|USS Hayler (DD-997)|
|Namesake:||Robert W. Hayler|
|Ordered:||29 September 1979|
|Laid down:||20 October 1980|
|Launched:||2 March 1982|
|Acquired:||10 February 1983|
|Commissioned:||5 March 1983|
|Decommissioned:||25 August 2003|
|Struck:||6 April 2004|
|Fate:||Sunk as a target, 13 November 2004|
|Class & type:||Spruance class destroyer|
|Displacement:||8,040 (long) tons full load|
|Length:||529 ft (161 m) waterline; 563 ft (172 m) overall|
|Beam:||55 ft (16.8 m)|
|Draft:||29 ft (8.8 m)|
|Propulsion:||4 × General Electric LM2500 gas turbines, 2 shafts, 80,000 shp (60 MW)|
|Speed:||32.5 knots (60 km/h)|
|Complement:||19 officers, 315 enlisted|
|Sensors and |
AN/SPS-49 air search radar|
AN/SPG-60 fire control radar
AN/SPS-55 surface search radar
AN/SPQ-9 gun fire control radar
Mk 23 TAS automatic detection and tracking radar
AN/SPS-65 Missile fire control radar
AN/SQS-53 bow mounted Active sonar
AN/SQR-19 TACTAS towed arrayPassive sonar
|Electronic warfare |
|Aircraft carried:||2 x Sikorsky SH-60 Seahawk LAMPS III helicopters.|
|Motto:||Courageous in Conflict|
For fiscal year 1978, Congress authorized the production of two additional Spruance-class destroyers, though they funded only one. These were intended to be built as helicopter destroyers (DDH), provided they would not cost more than a standard Spruance-class. Litton-Ingalls completed sketch design work for DDH-997, which moved the helicopter deck aft, stretching the length of the hangar and displacing the Sea Sparrow launcher to the top of the hangar. The design would have accommodated two SH-3 Sea Kings or four smaller SH-60 Seahawk or SH-2 Seasprite helicopters. While the prospective DDH-997 probably wouldn't have cost much more to build than a standard Spruance-class, the detail design and engineering work required before the ship could be built would have been substantial (similar work for the Kidd-class cost $110.8 million). This raised the cost of the DDH substantially above a standard Spruance-class destroyer. While this additional cost might have been justified if the DDH was going to enter series production, it was difficult to justify for a single ship. Accordingly the Navy built Hayler to the same design as the rest of the class.

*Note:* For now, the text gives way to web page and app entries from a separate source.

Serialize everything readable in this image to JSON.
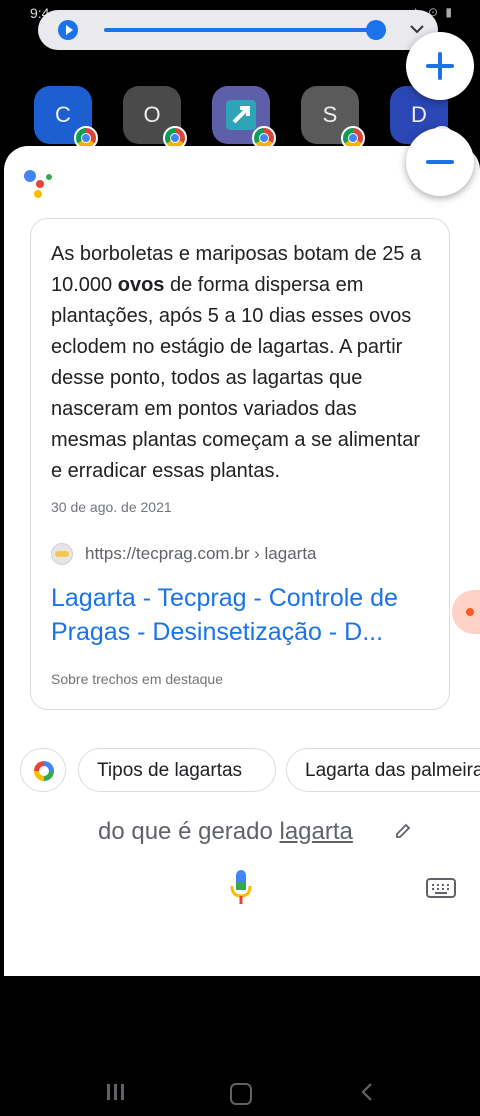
{
  "status_bar": {
    "time": "9:4",
    "right_icons": "✦ ⊙ ▮"
  },
  "media": {
    "progress": 0.92
  },
  "zoom": {
    "plus_label": "+",
    "minus_label": "−"
  },
  "apps": [
    {
      "letter": "C",
      "color": "#1c5fd0"
    },
    {
      "letter": "O",
      "color": "#4a4a4a"
    },
    {
      "letter": "",
      "color": "#5d5fa8"
    },
    {
      "letter": "S",
      "color": "#5a5a5a"
    },
    {
      "letter": "D",
      "color": "#2a47b5"
    }
  ],
  "card": {
    "snippet_before": "As borboletas e mariposas botam de 25 a 10.000 ",
    "snippet_bold": "ovos",
    "snippet_after": " de forma dispersa em plantações, após 5 a 10 dias esses ovos eclodem no estágio de lagartas. A partir desse ponto, todos as lagartas que nasceram em pontos variados das mesmas plantas começam a se alimentar e erradicar essas plantas.",
    "date": "30 de ago. de 2021",
    "source_url": "https://tecprag.com.br › lagarta",
    "result_title": "Lagarta - Tecprag - Controle de Pragas - Desinsetização - D...",
    "footer_note": "Sobre trechos em destaque"
  },
  "chips": {
    "chip1": "Tipos de lagartas",
    "chip2": "Lagarta das palmeiras"
  },
  "query": {
    "prefix": "do que é gerado ",
    "underlined": "lagarta"
  }
}
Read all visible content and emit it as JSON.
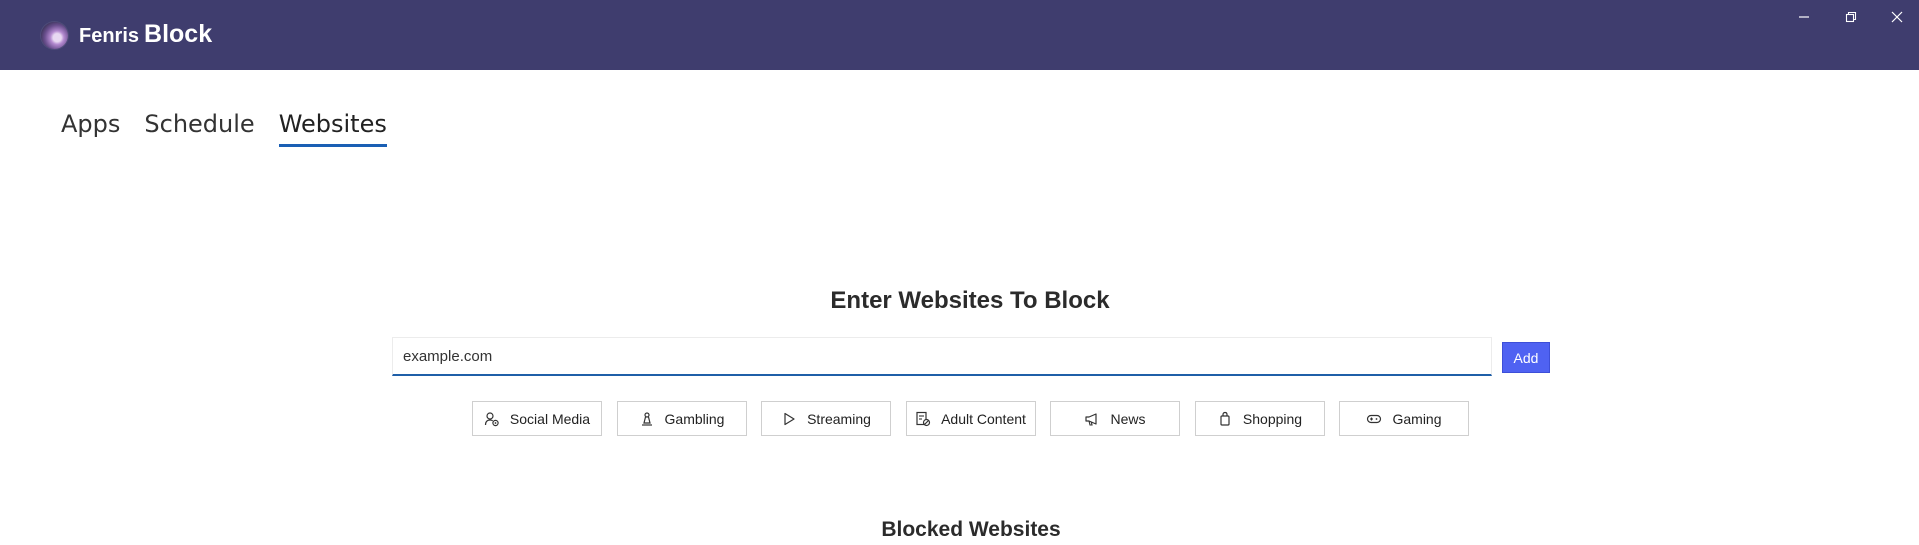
{
  "titlebar": {
    "app_name_part1": "Fenris",
    "app_name_part2": "Block",
    "logo_icon": "fenris-logo-icon",
    "background_color": "#3f3d6e"
  },
  "window_controls": {
    "minimize_icon": "minimize-icon",
    "restore_icon": "restore-icon",
    "close_icon": "close-icon"
  },
  "tabs": [
    {
      "label": "Apps",
      "active": false
    },
    {
      "label": "Schedule",
      "active": false
    },
    {
      "label": "Websites",
      "active": true
    }
  ],
  "main": {
    "heading": "Enter Websites To Block",
    "input": {
      "value": "",
      "placeholder": "example.com"
    },
    "add_label": "Add",
    "accent_color": "#4f62f2",
    "categories": [
      {
        "label": "Social Media",
        "icon": "people-settings-icon"
      },
      {
        "label": "Gambling",
        "icon": "chess-pawn-icon"
      },
      {
        "label": "Streaming",
        "icon": "play-icon"
      },
      {
        "label": "Adult Content",
        "icon": "restricted-doc-icon"
      },
      {
        "label": "News",
        "icon": "megaphone-icon"
      },
      {
        "label": "Shopping",
        "icon": "shopping-bag-icon"
      },
      {
        "label": "Gaming",
        "icon": "gamepad-icon"
      }
    ],
    "blocked_heading": "Blocked Websites"
  }
}
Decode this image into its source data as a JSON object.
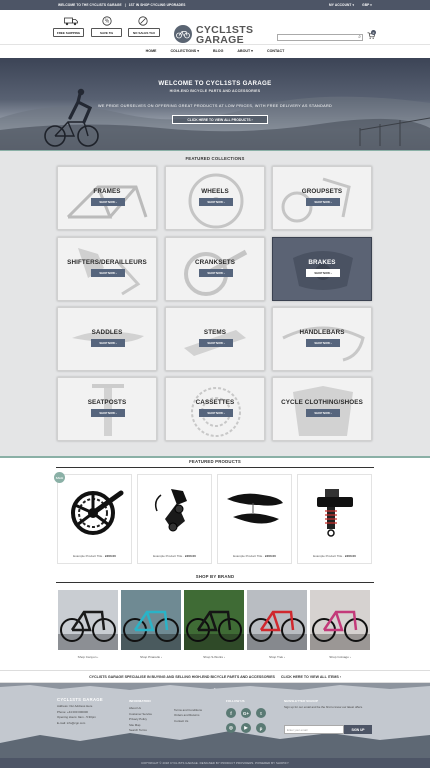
{
  "topbar": {
    "left": [
      "WELCOME TO THE CYCLISTS GARAGE",
      "|",
      "1ST IN SHOP CYCLING UPGRADES"
    ],
    "account": "MY ACCOUNT",
    "currency": "GBP"
  },
  "header": {
    "badges": [
      "FREE SHIPPING",
      "SAVE 5%",
      "NO SALES TAX"
    ],
    "badge_icons": [
      "truck-icon",
      "percent-icon",
      "tag-icon"
    ],
    "logo_line1": "CYCL1STS",
    "logo_line2": "GARAGE",
    "cart_count": "0",
    "search_icon": "search-icon"
  },
  "nav": {
    "items": [
      "HOME",
      "COLLECTIONS ▾",
      "BLOG",
      "ABOUT ▾",
      "CONTACT"
    ]
  },
  "hero": {
    "title": "WELCOME TO CYCL1STS GARAGE",
    "subtitle": "HIGH-END BICYCLE PARTS AND ACCESSORIES",
    "tagline": "WE PRIDE OURSELVES ON OFFERING GREAT PRODUCTS AT LOW PRICES, WITH FREE DELIVERY AS STANDARD",
    "cta": "CLICK HERE TO VIEW ALL PRODUCTS ›"
  },
  "collections": {
    "title": "FEATURED COLLECTIONS",
    "button": "SHOP NOW ›",
    "items": [
      "FRAMES",
      "WHEELS",
      "GROUPSETS",
      "SHIFTERS/DERAILLEURS",
      "CRANKSETS",
      "BRAKES",
      "SADDLES",
      "STEMS",
      "HANDLEBARS",
      "SEATPOSTS",
      "CASSETTES",
      "CYCLE CLOTHING/SHOES"
    ],
    "highlighted": "BRAKES"
  },
  "products": {
    "title": "FEATURED PRODUCTS",
    "sale_label": "SALE",
    "items": [
      {
        "name": "Example Product Title",
        "price": "£000.00"
      },
      {
        "name": "Example Product Title",
        "price": "£000.00"
      },
      {
        "name": "Example Product Title",
        "price": "£000.00"
      },
      {
        "name": "Example Product Title",
        "price": "£000.00"
      }
    ]
  },
  "brands": {
    "title": "SHOP BY BRAND",
    "items": [
      "Shop Canyon ›",
      "Shop Pinarello ›",
      "Shop S-Works ›",
      "Shop Trek ›",
      "Shop Colnago ›"
    ]
  },
  "band": {
    "text": "CYCLISTS GARAGE SPECIALISE IN BUYING AND SELLING HIGH-END BICYCLE PARTS AND ACCESSORIES",
    "link": "CLICK HERE TO VIEW ALL ITEMS ›"
  },
  "footer": {
    "logo": "CYCL1STS GARAGE",
    "contact": [
      "Address: Our Address Here",
      "Phone: +44 000 000000",
      "Opening Hours: 9am - 5:30pm",
      "E-mail: info@cgn.com"
    ],
    "info_title": "INFORMATION",
    "info_links": [
      "About Us",
      "Customer Service",
      "Privacy Policy",
      "Site Map",
      "Search Terms"
    ],
    "info_links2": [
      "Terms and Conditions",
      "Orders and Returns",
      "Contact Us"
    ],
    "follow_title": "FOLLOW US",
    "social": [
      "f",
      "G+",
      "t",
      "◎",
      "▶",
      "p"
    ],
    "news_title": "NEWSLETTER SIGNUP",
    "news_text": "Sign up for our email and be the first to know our latest offers.",
    "news_placeholder": "Enter your email",
    "news_button": "SIGN UP",
    "copyright": "COPYRIGHT © 2018 CYCLISTS GARAGE. DESIGNED BY PRODUCT PROVIDERS. POWERED BY SHOPIFY"
  },
  "colors": {
    "topbar": "#4d5566",
    "accent": "#8ab0a6",
    "button": "#56657d",
    "footer": "#c3c8cf"
  }
}
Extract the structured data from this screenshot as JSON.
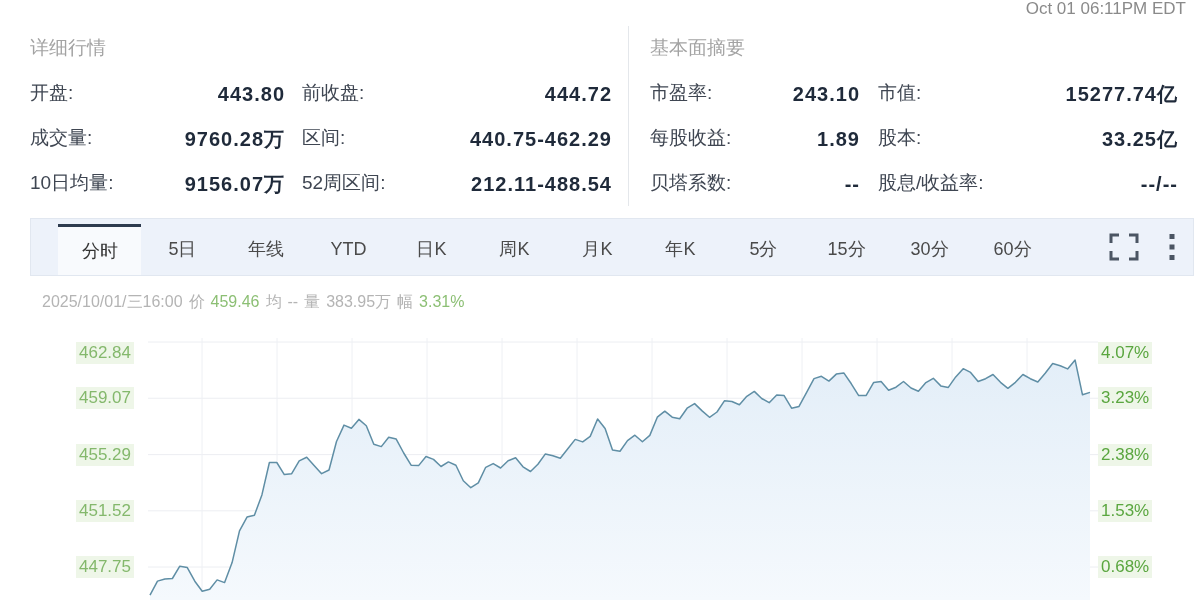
{
  "timestamp": "Oct 01 06:11PM EDT",
  "quote_details": {
    "title": "详细行情",
    "rows": [
      {
        "label": "开盘:",
        "value": "443.80",
        "label_2": "前收盘:",
        "value_2": "444.72"
      },
      {
        "label": "成交量:",
        "value": "9760.28万",
        "label_2": "区间:",
        "value_2": "440.75-462.29"
      },
      {
        "label": "10日均量:",
        "value": "9156.07万",
        "label_2": "52周区间:",
        "value_2": "212.11-488.54"
      }
    ]
  },
  "fundamentals": {
    "title": "基本面摘要",
    "rows": [
      {
        "label": "市盈率:",
        "value": "243.10",
        "label_2": "市值:",
        "value_2": "15277.74亿"
      },
      {
        "label": "每股收益:",
        "value": "1.89",
        "label_2": "股本:",
        "value_2": "33.25亿"
      },
      {
        "label": "贝塔系数:",
        "value": "--",
        "label_2": "股息/收益率:",
        "value_2": "--/--"
      }
    ]
  },
  "period_tabs": [
    {
      "label": "分时",
      "selected": true
    },
    {
      "label": "5日",
      "selected": false
    },
    {
      "label": "年线",
      "selected": false
    },
    {
      "label": "YTD",
      "selected": false
    },
    {
      "label": "日K",
      "selected": false
    },
    {
      "label": "周K",
      "selected": false
    },
    {
      "label": "月K",
      "selected": false
    },
    {
      "label": "年K",
      "selected": false
    },
    {
      "label": "5分",
      "selected": false
    },
    {
      "label": "15分",
      "selected": false
    },
    {
      "label": "30分",
      "selected": false
    },
    {
      "label": "60分",
      "selected": false
    }
  ],
  "hover_info": {
    "date": "2025/10/01/三16:00",
    "items": [
      {
        "label": "价",
        "value": "459.46",
        "color": "#8cbf74"
      },
      {
        "label": "均",
        "value": "--",
        "color": "#b4b4b4"
      },
      {
        "label": "量",
        "value": "383.95万",
        "color": "#b4b4b4"
      },
      {
        "label": "幅",
        "value": "3.31%",
        "color": "#8cbf74"
      }
    ]
  },
  "price_chart": {
    "chart_data": {
      "type": "area",
      "grid": true,
      "ylim": [
        445.54,
        463.11
      ],
      "yticks": [
        {
          "value": 462.84,
          "label": "462.84"
        },
        {
          "value": 459.07,
          "label": "459.07"
        },
        {
          "value": 455.29,
          "label": "455.29"
        },
        {
          "value": 451.52,
          "label": "451.52"
        },
        {
          "value": 447.75,
          "label": "447.75"
        }
      ],
      "values": [
        445.86,
        446.81,
        446.95,
        446.98,
        447.81,
        447.71,
        446.8,
        446.13,
        446.26,
        446.89,
        446.71,
        448.05,
        450.18,
        451.1,
        451.22,
        452.59,
        454.76,
        454.76,
        453.95,
        454.01,
        454.87,
        455.11,
        454.55,
        454.01,
        454.26,
        456.17,
        457.27,
        457.06,
        457.65,
        457.22,
        455.99,
        455.83,
        456.46,
        456.33,
        455.4,
        454.58,
        454.55,
        455.16,
        454.97,
        454.49,
        454.8,
        454.57,
        453.54,
        453.07,
        453.39,
        454.44,
        454.69,
        454.39,
        454.88,
        455.08,
        454.47,
        454.16,
        454.65,
        455.34,
        455.22,
        455.05,
        455.68,
        456.31,
        456.14,
        456.51,
        457.68,
        457.04,
        455.6,
        455.52,
        456.23,
        456.59,
        456.15,
        456.58,
        457.8,
        458.2,
        457.8,
        457.7,
        458.4,
        458.71,
        458.22,
        457.79,
        458.15,
        458.9,
        458.85,
        458.63,
        459.2,
        459.53,
        459.05,
        458.77,
        459.29,
        459.25,
        458.4,
        458.52,
        459.44,
        460.39,
        460.54,
        460.22,
        460.69,
        460.77,
        460.04,
        459.25,
        459.26,
        460.13,
        460.2,
        459.61,
        459.81,
        460.19,
        459.76,
        459.54,
        460.12,
        460.41,
        459.9,
        459.8,
        460.5,
        461.05,
        460.8,
        460.19,
        460.38,
        460.66,
        460.14,
        459.74,
        460.14,
        460.66,
        460.38,
        460.16,
        460.74,
        461.4,
        461.25,
        461.04,
        461.63,
        459.3,
        459.46
      ]
    },
    "percent_labels": [
      "4.07%",
      "3.23%",
      "2.38%",
      "1.53%",
      "0.68%"
    ]
  }
}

Hayler was laid down on 20 October 1980 by Ingalls Shipbuilding, in Pascagoula, Miss.; launched on 2 March 1982; and commissioned on 5 March 1983.
Hayler was decommissioned 25 August 2003 at Norfolk Naval Shipyard, Portsmouth, Va. She was stricken from the Naval Vessel Register on 6 April 2004 and sunk as a target on 13 November 2004, during the 2004 Sink Exercise.
Hayler's crest is representative of Vice Admiral Hayler's inspiring leadership, his dedication to his country, his proficiency as a naval officer, and of the history and traditions of the naval service.
The gold stars on the blue background in the upper area of the shield symbolize the many Pacific Island Campaigns Admiral Hayler participated in as a Commanding Officer, and as a Commander of a cruiser division during World War II. The stars also represent the numerous awards he received, some repeated two and three times. The chevron is a symbol of strength and support, and the blue crosses represent the Admirals's three Navy Crosses, an award for valour exceeded only by the Medal of Honor.
The crossed red battle axes are a symbol of strength and resourcefulness under fire, and represent Admiral Hayler's wartime service. The two stars they bear are in recognition of the Silver and Bronze Stars awarded to Admiral Hayler for valour. The bomb represents naval firepower, gunfire support and anti-aircraft fire, and symbolizes the contributions of Admiral Hayler to the development of naval ordnance at the outbreak of World War II.
The anchor refers to the fleet, and Admiral Hayler's efforts toward its strength and safety. The predominant colors, red, white, and blue, are representative of the national flag, and Admiral Hayler's patriotism and loyalty to the flag and the nation it represents.
|Wikimedia Commons has media related to USS Hayler (DD-997).|
|This page uses Creative Commons Licensed content from Wikipedia (view authors).|